  • But the state's child welfare problem has only deepened. Almost 6,900 children are in foster care — double the number from a decade ago. An estimated 80% have been affected by the drug crisis.
  • Counties with higher rates of opioid overdose deaths also tend to have more child abuse and neglect cases.

The situation is dire. The Post reports that for more than a decade, foster homes and emergency shelters have faced bed shortages.

4. China's ambitious health care endeavor

China wants to have better health care at a lower cost than the U.S. or other countries — a plan that involves extracting massive discounts from pharmaceutical companies, Bloomberg reports.

The trade-off for drug companies is access to China's enormous population and, thus, a giant market.

Between the lines: Chinese patients are now paying much less than Americans for the same drugs.

  • At the same time, there's been a surge of venture capital funding within China's startup biotech industry, while the biggest global drug companies receive a growing share of their revenue from China.

The bottom line: "China has set its sights on creating a holy grail healthcare system that satisfies patients' needs and control costs while still encouraging cutting-edge research — and the world is watching," Bloomberg writes.

5. While you were weekending...
  • Sen. Elizabeth Warren said last night that she'll release her plan for how to pay for "Medicare for All" in the next few weeks, per WashPost.
  • Teens are increasingly trying to quit vaping, but face limited treatment options, WSJ writes.
  • State Medicaid spending grew in fiscal year 2019 even as enrollment declined, Modern Healthcare reports.
Caitlin Owens
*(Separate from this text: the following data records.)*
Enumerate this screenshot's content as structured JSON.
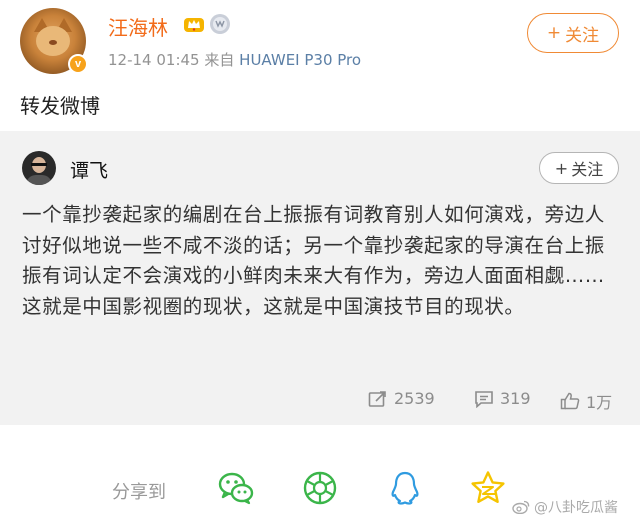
{
  "header": {
    "username": "汪海林",
    "time": "12-14 01:45",
    "from_label": "来自",
    "device": "HUAWEI P30 Pro",
    "follow_label": "关注",
    "verified_badge": "v"
  },
  "post": {
    "text": "转发微博"
  },
  "original": {
    "username": "谭飞",
    "follow_label": "关注",
    "verified_badge": "v",
    "text": "一个靠抄袭起家的编剧在台上振振有词教育别人如何演戏，旁边人讨好似地说一些不咸不淡的话；另一个靠抄袭起家的导演在台上振振有词认定不会演戏的小鲜肉未来大有作为，旁边人面面相觑……这就是中国影视圈的现状，这就是中国演技节目的现状。",
    "reposts": "2539",
    "comments": "319",
    "likes": "1万"
  },
  "share": {
    "label": "分享到",
    "targets": [
      "wechat-icon",
      "moments-icon",
      "qq-icon",
      "qzone-icon"
    ]
  },
  "watermark": {
    "text": "@八卦吃瓜酱"
  },
  "colors": {
    "accent_orange": "#f26b1a",
    "follow_orange": "#f08a35",
    "link_blue": "#5b7fa6",
    "wechat_green": "#3bb54a",
    "qq_blue": "#2f9be0",
    "qzone_yellow": "#f5c400"
  }
}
Editor's note: The third item has been updated to use the reflect that babies were born with opioid dependence (not addiction).